** Opening RECORD SET block **

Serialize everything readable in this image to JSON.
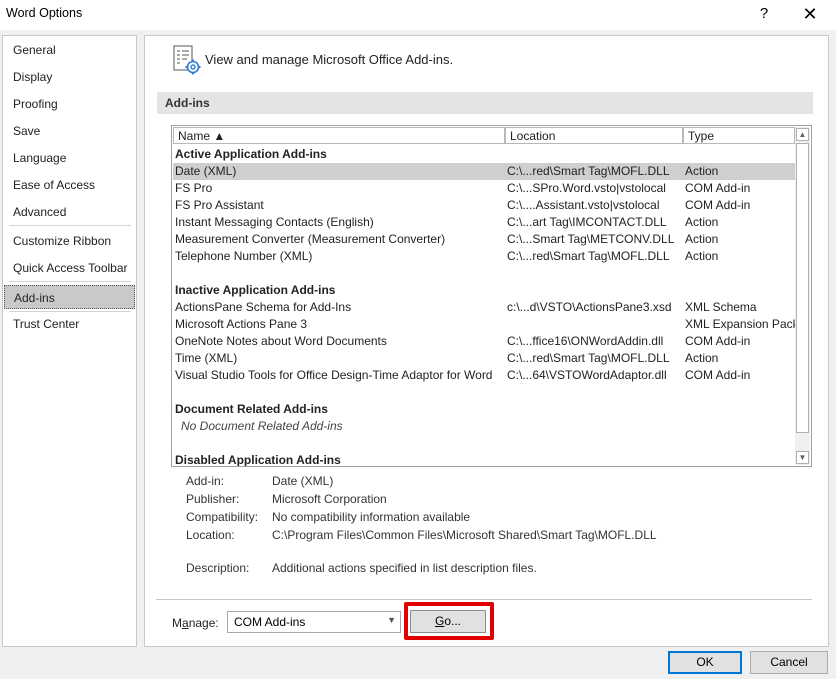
{
  "window": {
    "title": "Word Options",
    "help_glyph": "?",
    "close_glyph": "✕"
  },
  "sidebar": {
    "items": [
      {
        "label": "General"
      },
      {
        "label": "Display"
      },
      {
        "label": "Proofing"
      },
      {
        "label": "Save"
      },
      {
        "label": "Language"
      },
      {
        "label": "Ease of Access"
      },
      {
        "label": "Advanced"
      },
      {
        "label": "Customize Ribbon"
      },
      {
        "label": "Quick Access Toolbar"
      },
      {
        "label": "Add-ins",
        "selected": true
      },
      {
        "label": "Trust Center"
      }
    ]
  },
  "main": {
    "header": "View and manage Microsoft Office Add-ins.",
    "section_title": "Add-ins",
    "columns": {
      "name": "Name ▲",
      "location": "Location",
      "type": "Type"
    },
    "groups": {
      "active": {
        "title": "Active Application Add-ins",
        "rows": [
          {
            "name": "Date (XML)",
            "location": "C:\\...red\\Smart Tag\\MOFL.DLL",
            "type": "Action"
          },
          {
            "name": "FS Pro",
            "location": "C:\\...SPro.Word.vsto|vstolocal",
            "type": "COM Add-in"
          },
          {
            "name": "FS Pro Assistant",
            "location": "C:\\....Assistant.vsto|vstolocal",
            "type": "COM Add-in"
          },
          {
            "name": "Instant Messaging Contacts (English)",
            "location": "C:\\...art Tag\\IMCONTACT.DLL",
            "type": "Action"
          },
          {
            "name": "Measurement Converter (Measurement Converter)",
            "location": "C:\\...Smart Tag\\METCONV.DLL",
            "type": "Action"
          },
          {
            "name": "Telephone Number (XML)",
            "location": "C:\\...red\\Smart Tag\\MOFL.DLL",
            "type": "Action"
          }
        ]
      },
      "inactive": {
        "title": "Inactive Application Add-ins",
        "rows": [
          {
            "name": "ActionsPane Schema for Add-Ins",
            "location": "c:\\...d\\VSTO\\ActionsPane3.xsd",
            "type": "XML Schema"
          },
          {
            "name": "Microsoft Actions Pane 3",
            "location": "",
            "type": "XML Expansion Pack"
          },
          {
            "name": "OneNote Notes about Word Documents",
            "location": "C:\\...ffice16\\ONWordAddin.dll",
            "type": "COM Add-in"
          },
          {
            "name": "Time (XML)",
            "location": "C:\\...red\\Smart Tag\\MOFL.DLL",
            "type": "Action"
          },
          {
            "name": "Visual Studio Tools for Office Design-Time Adaptor for Word",
            "location": "C:\\...64\\VSTOWordAdaptor.dll",
            "type": "COM Add-in"
          }
        ]
      },
      "document": {
        "title": "Document Related Add-ins",
        "empty_text": "No Document Related Add-ins"
      },
      "disabled": {
        "title": "Disabled Application Add-ins"
      }
    },
    "details": {
      "addin_label": "Add-in:",
      "addin": "Date (XML)",
      "publisher_label": "Publisher:",
      "publisher": "Microsoft Corporation",
      "compat_label": "Compatibility:",
      "compat": "No compatibility information available",
      "location_label": "Location:",
      "location": "C:\\Program Files\\Common Files\\Microsoft Shared\\Smart Tag\\MOFL.DLL",
      "desc_label": "Description:",
      "desc": "Additional actions specified in list description files."
    },
    "manage": {
      "label_pre": "M",
      "label_u": "a",
      "label_post": "nage:",
      "value": "COM Add-ins",
      "go_u": "G",
      "go_post": "o..."
    }
  },
  "footer": {
    "ok": "OK",
    "cancel": "Cancel"
  },
  "colors": {
    "highlight": "#e00000",
    "accent": "#0078d7"
  }
}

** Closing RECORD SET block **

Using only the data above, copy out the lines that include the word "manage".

◆ **EXPECTED ANSWER**:
    "header": "View and manage Microsoft Office Add-ins.",
    "manage": {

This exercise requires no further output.